* _Exercise goal_
Return every line of the material exactly.
(Data excerpts)
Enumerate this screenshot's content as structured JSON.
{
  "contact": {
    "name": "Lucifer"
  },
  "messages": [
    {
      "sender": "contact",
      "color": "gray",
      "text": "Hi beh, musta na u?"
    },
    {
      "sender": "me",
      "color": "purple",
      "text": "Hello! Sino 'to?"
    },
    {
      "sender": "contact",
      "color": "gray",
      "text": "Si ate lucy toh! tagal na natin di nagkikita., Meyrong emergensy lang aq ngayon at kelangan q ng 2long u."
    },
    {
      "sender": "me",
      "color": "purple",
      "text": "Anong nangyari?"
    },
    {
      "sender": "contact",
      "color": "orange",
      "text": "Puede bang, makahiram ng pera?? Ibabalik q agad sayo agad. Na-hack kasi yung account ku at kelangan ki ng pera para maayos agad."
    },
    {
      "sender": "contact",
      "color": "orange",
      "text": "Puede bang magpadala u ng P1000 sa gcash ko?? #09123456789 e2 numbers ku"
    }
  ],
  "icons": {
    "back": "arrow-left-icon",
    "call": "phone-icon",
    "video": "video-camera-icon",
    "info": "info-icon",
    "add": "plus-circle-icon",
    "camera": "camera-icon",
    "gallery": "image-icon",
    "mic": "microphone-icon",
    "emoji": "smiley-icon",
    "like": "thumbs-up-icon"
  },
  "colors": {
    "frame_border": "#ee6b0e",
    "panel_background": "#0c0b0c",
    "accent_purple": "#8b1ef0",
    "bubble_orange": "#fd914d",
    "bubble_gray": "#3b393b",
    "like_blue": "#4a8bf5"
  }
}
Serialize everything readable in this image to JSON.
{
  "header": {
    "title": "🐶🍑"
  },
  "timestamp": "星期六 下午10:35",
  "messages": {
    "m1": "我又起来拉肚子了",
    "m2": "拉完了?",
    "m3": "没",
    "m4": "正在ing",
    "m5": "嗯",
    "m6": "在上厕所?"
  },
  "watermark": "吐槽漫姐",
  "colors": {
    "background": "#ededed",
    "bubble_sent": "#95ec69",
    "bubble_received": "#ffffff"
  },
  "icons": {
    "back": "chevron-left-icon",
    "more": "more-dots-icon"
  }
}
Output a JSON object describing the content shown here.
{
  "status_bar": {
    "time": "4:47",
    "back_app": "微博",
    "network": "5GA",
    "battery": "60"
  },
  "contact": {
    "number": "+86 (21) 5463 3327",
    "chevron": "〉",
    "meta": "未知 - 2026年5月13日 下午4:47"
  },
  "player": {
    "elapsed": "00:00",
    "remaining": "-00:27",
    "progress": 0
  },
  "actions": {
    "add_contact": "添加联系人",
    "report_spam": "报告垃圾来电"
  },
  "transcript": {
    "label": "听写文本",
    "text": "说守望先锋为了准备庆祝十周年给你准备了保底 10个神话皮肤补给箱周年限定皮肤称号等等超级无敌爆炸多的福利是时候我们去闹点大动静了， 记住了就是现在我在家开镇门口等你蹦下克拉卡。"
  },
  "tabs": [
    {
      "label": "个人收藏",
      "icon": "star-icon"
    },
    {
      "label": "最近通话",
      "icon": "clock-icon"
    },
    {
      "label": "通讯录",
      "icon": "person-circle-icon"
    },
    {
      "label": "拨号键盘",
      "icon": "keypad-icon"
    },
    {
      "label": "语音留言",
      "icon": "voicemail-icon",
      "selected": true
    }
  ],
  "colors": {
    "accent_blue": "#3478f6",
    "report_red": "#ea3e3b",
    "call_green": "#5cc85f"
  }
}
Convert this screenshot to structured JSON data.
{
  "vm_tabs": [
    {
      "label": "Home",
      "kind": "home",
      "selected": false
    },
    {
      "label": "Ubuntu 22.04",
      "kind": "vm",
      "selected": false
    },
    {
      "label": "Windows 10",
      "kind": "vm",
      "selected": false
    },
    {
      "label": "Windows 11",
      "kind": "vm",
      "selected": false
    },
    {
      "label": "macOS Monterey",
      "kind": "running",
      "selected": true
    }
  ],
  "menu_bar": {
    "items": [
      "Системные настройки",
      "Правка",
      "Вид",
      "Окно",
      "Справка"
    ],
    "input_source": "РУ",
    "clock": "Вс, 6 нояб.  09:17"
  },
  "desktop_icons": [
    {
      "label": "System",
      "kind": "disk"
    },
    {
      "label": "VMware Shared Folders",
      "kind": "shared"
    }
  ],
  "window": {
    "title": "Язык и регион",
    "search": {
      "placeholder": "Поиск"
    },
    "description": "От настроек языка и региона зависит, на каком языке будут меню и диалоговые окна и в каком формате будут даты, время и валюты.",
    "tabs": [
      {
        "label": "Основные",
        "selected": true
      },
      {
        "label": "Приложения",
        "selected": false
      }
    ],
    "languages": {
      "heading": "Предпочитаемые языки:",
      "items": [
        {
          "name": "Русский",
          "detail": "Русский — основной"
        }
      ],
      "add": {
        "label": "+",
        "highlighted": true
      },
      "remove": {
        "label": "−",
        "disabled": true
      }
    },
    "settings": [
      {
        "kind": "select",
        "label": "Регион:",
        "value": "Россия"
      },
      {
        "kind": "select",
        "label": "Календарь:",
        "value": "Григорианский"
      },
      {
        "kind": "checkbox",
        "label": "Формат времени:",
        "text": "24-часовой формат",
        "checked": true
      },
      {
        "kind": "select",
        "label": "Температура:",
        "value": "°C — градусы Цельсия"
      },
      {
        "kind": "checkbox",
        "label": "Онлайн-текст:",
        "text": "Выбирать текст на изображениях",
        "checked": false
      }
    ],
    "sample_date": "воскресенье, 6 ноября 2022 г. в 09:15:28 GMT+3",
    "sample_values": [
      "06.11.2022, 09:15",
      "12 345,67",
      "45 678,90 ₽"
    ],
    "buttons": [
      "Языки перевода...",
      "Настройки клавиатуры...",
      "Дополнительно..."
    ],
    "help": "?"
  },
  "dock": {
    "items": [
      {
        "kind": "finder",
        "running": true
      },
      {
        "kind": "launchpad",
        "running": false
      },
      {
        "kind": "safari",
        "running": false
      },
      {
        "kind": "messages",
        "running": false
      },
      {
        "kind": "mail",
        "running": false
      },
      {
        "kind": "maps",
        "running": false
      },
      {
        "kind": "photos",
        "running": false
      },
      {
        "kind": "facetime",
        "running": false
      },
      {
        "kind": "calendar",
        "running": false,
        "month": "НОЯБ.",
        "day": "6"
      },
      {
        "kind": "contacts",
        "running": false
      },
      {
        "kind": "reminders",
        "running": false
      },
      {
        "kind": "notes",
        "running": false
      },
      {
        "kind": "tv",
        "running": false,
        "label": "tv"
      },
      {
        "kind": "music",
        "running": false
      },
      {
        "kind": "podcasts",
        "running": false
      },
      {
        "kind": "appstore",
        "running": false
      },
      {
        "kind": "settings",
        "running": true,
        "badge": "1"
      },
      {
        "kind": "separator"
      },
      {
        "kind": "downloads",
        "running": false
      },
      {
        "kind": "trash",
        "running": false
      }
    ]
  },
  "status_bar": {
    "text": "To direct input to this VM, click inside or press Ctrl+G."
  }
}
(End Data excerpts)
* _Task answer_
Enumerate this screenshot's content as structured JSON.
{
  "contact": {
    "name": "Lucifer"
  },
  "messages": [
    {
      "sender": "contact",
      "color": "gray",
      "text": "Hi beh, musta na u?"
    },
    {
      "sender": "me",
      "color": "purple",
      "text": "Hello! Sino 'to?"
    },
    {
      "sender": "contact",
      "color": "gray",
      "text": "Si ate lucy toh! tagal na natin di nagkikita., Meyrong emergensy lang aq ngayon at kelangan q ng 2long u."
    },
    {
      "sender": "me",
      "color": "purple",
      "text": "Anong nangyari?"
    },
    {
      "sender": "contact",
      "color": "orange",
      "text": "Puede bang, makahiram ng pera?? Ibabalik q agad sayo agad. Na-hack kasi yung account ku at kelangan ki ng pera para maayos agad."
    },
    {
      "sender": "contact",
      "color": "orange",
      "text": "Puede bang magpadala u ng P1000 sa gcash ko?? #09123456789 e2 numbers ku"
    }
  ],
  "icons": {
    "back": "arrow-left-icon",
    "call": "phone-icon",
    "video": "video-camera-icon",
    "info": "info-icon",
    "add": "plus-circle-icon",
    "camera": "camera-icon",
    "gallery": "image-icon",
    "mic": "microphone-icon",
    "emoji": "smiley-icon",
    "like": "thumbs-up-icon"
  },
  "colors": {
    "frame_border": "#ee6b0e",
    "panel_background": "#0c0b0c",
    "accent_purple": "#8b1ef0",
    "bubble_orange": "#fd914d",
    "bubble_gray": "#3b393b",
    "like_blue": "#4a8bf5"
  }
}
Serialize everything readable in this image to JSON.
{
  "header": {
    "title": "🐶🍑"
  },
  "timestamp": "星期六 下午10:35",
  "messages": {
    "m1": "我又起来拉肚子了",
    "m2": "拉完了?",
    "m3": "没",
    "m4": "正在ing",
    "m5": "嗯",
    "m6": "在上厕所?"
  },
  "watermark": "吐槽漫姐",
  "colors": {
    "background": "#ededed",
    "bubble_sent": "#95ec69",
    "bubble_received": "#ffffff"
  },
  "icons": {
    "back": "chevron-left-icon",
    "more": "more-dots-icon"
  }
}
Output a JSON object describing the content shown here.
{
  "status_bar": {
    "time": "4:47",
    "back_app": "微博",
    "network": "5GA",
    "battery": "60"
  },
  "contact": {
    "number": "+86 (21) 5463 3327",
    "chevron": "〉",
    "meta": "未知 - 2026年5月13日 下午4:47"
  },
  "player": {
    "elapsed": "00:00",
    "remaining": "-00:27",
    "progress": 0
  },
  "actions": {
    "add_contact": "添加联系人",
    "report_spam": "报告垃圾来电"
  },
  "transcript": {
    "label": "听写文本",
    "text": "说守望先锋为了准备庆祝十周年给你准备了保底 10个神话皮肤补给箱周年限定皮肤称号等等超级无敌爆炸多的福利是时候我们去闹点大动静了， 记住了就是现在我在家开镇门口等你蹦下克拉卡。"
  },
  "tabs": [
    {
      "label": "个人收藏",
      "icon": "star-icon"
    },
    {
      "label": "最近通话",
      "icon": "clock-icon"
    },
    {
      "label": "通讯录",
      "icon": "person-circle-icon"
    },
    {
      "label": "拨号键盘",
      "icon": "keypad-icon"
    },
    {
      "label": "语音留言",
      "icon": "voicemail-icon",
      "selected": true
    }
  ],
  "colors": {
    "accent_blue": "#3478f6",
    "report_red": "#ea3e3b",
    "call_green": "#5cc85f"
  }
}
Convert this screenshot to structured JSON data.
{
  "vm_tabs": [
    {
      "label": "Home",
      "kind": "home",
      "selected": false
    },
    {
      "label": "Ubuntu 22.04",
      "kind": "vm",
      "selected": false
    },
    {
      "label": "Windows 10",
      "kind": "vm",
      "selected": false
    },
    {
      "label": "Windows 11",
      "kind": "vm",
      "selected": false
    },
    {
      "label": "macOS Monterey",
      "kind": "running",
      "selected": true
    }
  ],
  "menu_bar": {
    "items": [
      "Системные настройки",
      "Правка",
      "Вид",
      "Окно",
      "Справка"
    ],
    "input_source": "РУ",
    "clock": "Вс, 6 нояб.  09:17"
  },
  "desktop_icons": [
    {
      "label": "System",
      "kind": "disk"
    },
    {
      "label": "VMware Shared Folders",
      "kind": "shared"
    }
  ],
  "window": {
    "title": "Язык и регион",
    "search": {
      "placeholder": "Поиск"
    },
    "description": "От настроек языка и региона зависит, на каком языке будут меню и диалоговые окна и в каком формате будут даты, время и валюты.",
    "tabs": [
      {
        "label": "Основные",
        "selected": true
      },
      {
        "label": "Приложения",
        "selected": false
      }
    ],
    "languages": {
      "heading": "Предпочитаемые языки:",
      "items": [
        {
          "name": "Русский",
          "detail": "Русский — основной"
        }
      ],
      "add": {
        "label": "+",
        "highlighted": true
      },
      "remove": {
        "label": "−",
        "disabled": true
      }
    },
    "settings": [
      {
        "kind": "select",
        "label": "Регион:",
        "value": "Россия"
      },
      {
        "kind": "select",
        "label": "Календарь:",
        "value": "Григорианский"
      },
      {
        "kind": "checkbox",
        "label": "Формат времени:",
        "text": "24-часовой формат",
        "checked": true
      },
      {
        "kind": "select",
        "label": "Температура:",
        "value": "°C — градусы Цельсия"
      },
      {
        "kind": "checkbox",
        "label": "Онлайн-текст:",
        "text": "Выбирать текст на изображениях",
        "checked": false
      }
    ],
    "sample_date": "воскресенье, 6 ноября 2022 г. в 09:15:28 GMT+3",
    "sample_values": [
      "06.11.2022, 09:15",
      "12 345,67",
      "45 678,90 ₽"
    ],
    "buttons": [
      "Языки перевода...",
      "Настройки клавиатуры...",
      "Дополнительно..."
    ],
    "help": "?"
  },
  "dock": {
    "items": [
      {
        "kind": "finder",
        "running": true
      },
      {
        "kind": "launchpad",
        "running": false
      },
      {
        "kind": "safari",
        "running": false
      },
      {
        "kind": "messages",
        "running": false
      },
      {
        "kind": "mail",
        "running": false
      },
      {
        "kind": "maps",
        "running": false
      },
      {
        "kind": "photos",
        "running": false
      },
      {
        "kind": "facetime",
        "running": false
      },
      {
        "kind": "calendar",
        "running": false,
        "month": "НОЯБ.",
        "day": "6"
      },
      {
        "kind": "contacts",
        "running": false
      },
      {
        "kind": "reminders",
        "running": false
      },
      {
        "kind": "notes",
        "running": false
      },
      {
        "kind": "tv",
        "running": false,
        "label": "tv"
      },
      {
        "kind": "music",
        "running": false
      },
      {
        "kind": "podcasts",
        "running": false
      },
      {
        "kind": "appstore",
        "running": false
      },
      {
        "kind": "settings",
        "running": true,
        "badge": "1"
      },
      {
        "kind": "separator"
      },
      {
        "kind": "downloads",
        "running": false
      },
      {
        "kind": "trash",
        "running": false
      }
    ]
  },
  "status_bar": {
    "text": "To direct input to this VM, click inside or press Ctrl+G."
  }
}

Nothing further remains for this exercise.